posted on 10.01.2013, 00:00 by Maik H. Jacob, Roy N. Dsouza, Indrajit Ghosh, Amir Norouzy, Thomas Schwarzlose, Werner M. Nau

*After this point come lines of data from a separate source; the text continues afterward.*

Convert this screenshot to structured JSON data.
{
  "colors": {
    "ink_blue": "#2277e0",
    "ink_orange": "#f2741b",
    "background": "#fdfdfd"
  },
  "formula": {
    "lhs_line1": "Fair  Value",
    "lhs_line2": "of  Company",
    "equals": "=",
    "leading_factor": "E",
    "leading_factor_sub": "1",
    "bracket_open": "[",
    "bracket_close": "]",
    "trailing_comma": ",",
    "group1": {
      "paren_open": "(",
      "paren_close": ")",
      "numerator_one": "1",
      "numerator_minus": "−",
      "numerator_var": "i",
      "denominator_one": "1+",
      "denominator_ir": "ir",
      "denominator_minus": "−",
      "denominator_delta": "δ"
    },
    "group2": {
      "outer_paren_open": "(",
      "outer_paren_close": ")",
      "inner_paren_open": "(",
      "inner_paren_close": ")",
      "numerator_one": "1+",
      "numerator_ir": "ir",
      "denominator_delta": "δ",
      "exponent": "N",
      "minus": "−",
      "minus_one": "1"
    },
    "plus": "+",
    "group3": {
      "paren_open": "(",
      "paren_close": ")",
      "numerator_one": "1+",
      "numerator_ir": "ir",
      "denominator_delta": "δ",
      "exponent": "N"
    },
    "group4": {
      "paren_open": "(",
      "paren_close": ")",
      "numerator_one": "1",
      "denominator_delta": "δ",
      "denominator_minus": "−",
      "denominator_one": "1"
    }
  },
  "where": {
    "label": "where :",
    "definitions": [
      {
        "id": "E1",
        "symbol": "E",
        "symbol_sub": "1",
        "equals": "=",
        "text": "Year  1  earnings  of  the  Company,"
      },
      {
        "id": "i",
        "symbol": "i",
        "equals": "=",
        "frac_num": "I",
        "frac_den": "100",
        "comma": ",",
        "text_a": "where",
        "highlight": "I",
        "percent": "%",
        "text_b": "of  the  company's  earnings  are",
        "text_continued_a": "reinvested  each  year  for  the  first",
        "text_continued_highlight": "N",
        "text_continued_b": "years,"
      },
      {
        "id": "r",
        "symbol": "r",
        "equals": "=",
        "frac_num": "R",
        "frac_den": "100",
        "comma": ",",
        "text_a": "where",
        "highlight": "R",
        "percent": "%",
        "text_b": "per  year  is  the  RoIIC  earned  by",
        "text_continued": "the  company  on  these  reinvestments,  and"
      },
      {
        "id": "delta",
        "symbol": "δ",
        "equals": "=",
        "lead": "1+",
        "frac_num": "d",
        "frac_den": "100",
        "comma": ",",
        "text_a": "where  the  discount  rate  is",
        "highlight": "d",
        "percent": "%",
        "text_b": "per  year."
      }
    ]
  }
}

The structural and dynamic properties of a flexible peptidic chain codetermine its biological activity. These properties are imprinted in intrachain site-to-site distances as well as in diffusion coefficients of mutual site-to-site motion. Both distance distribution and diffusion determine the extent of Förster resonance energy transfer (FRET) between two chain sites labeled with a FRET donor and acceptor. Both could be obtained from time-resolved FRET measurements if their individual contributions to the FRET efficiency could be systematically varied. Because the FRET diffusion enhancement (FDE) depends on the donor-fluorescence lifetime, it has been proposed that the FDE can be reduced by shortening the donor lifetime through an external quencher. Benefiting from the high diffusion sensitivity of short-distance FRET, we tested this concept experimentally on a (Gly–Ser)6 segment labeled with the donor/acceptor pair naphthylalanine/2,3-diazabicyclo[2.2.2]­oct-2-ene (NAla/Dbo). Surprisingly, the very effective quencher potassium iodide (KI) had no effect at all on the average donor–acceptor distance, although the donor lifetime was shortened from ca. 36 ns in the absence of KI to ca. 3 ns in the presence of 30 mM KI. We show that the proposed approach had to fail because it is not the experimentally observed but the radiative donor lifetime that controls the FDE. Because of that, any FRET ensemble measurement can easily underestimate diffusion and might be misleading even if it employs the Haas–Steinberg diffusion equation (HSE). An extension of traditional FRET analysis allowed us to evaluate HSE simulations and to corroborate as well as generalize the experimental results. We demonstrate that diffusion-enhanced FRET depends on the radiative donor lifetime as it depends on the diffusion coefficient, a useful symmetry that can directly be applied to distinguish dynamic and structural effects of viscous cosolvents on the polymer chain. We demonstrate that the effective FRET rate and the recovered donor–acceptor distance depend on the quantum yield, most strongly in the absence of diffusion, which has to be accounted for in the interpretation of distance trends monitored by FRET.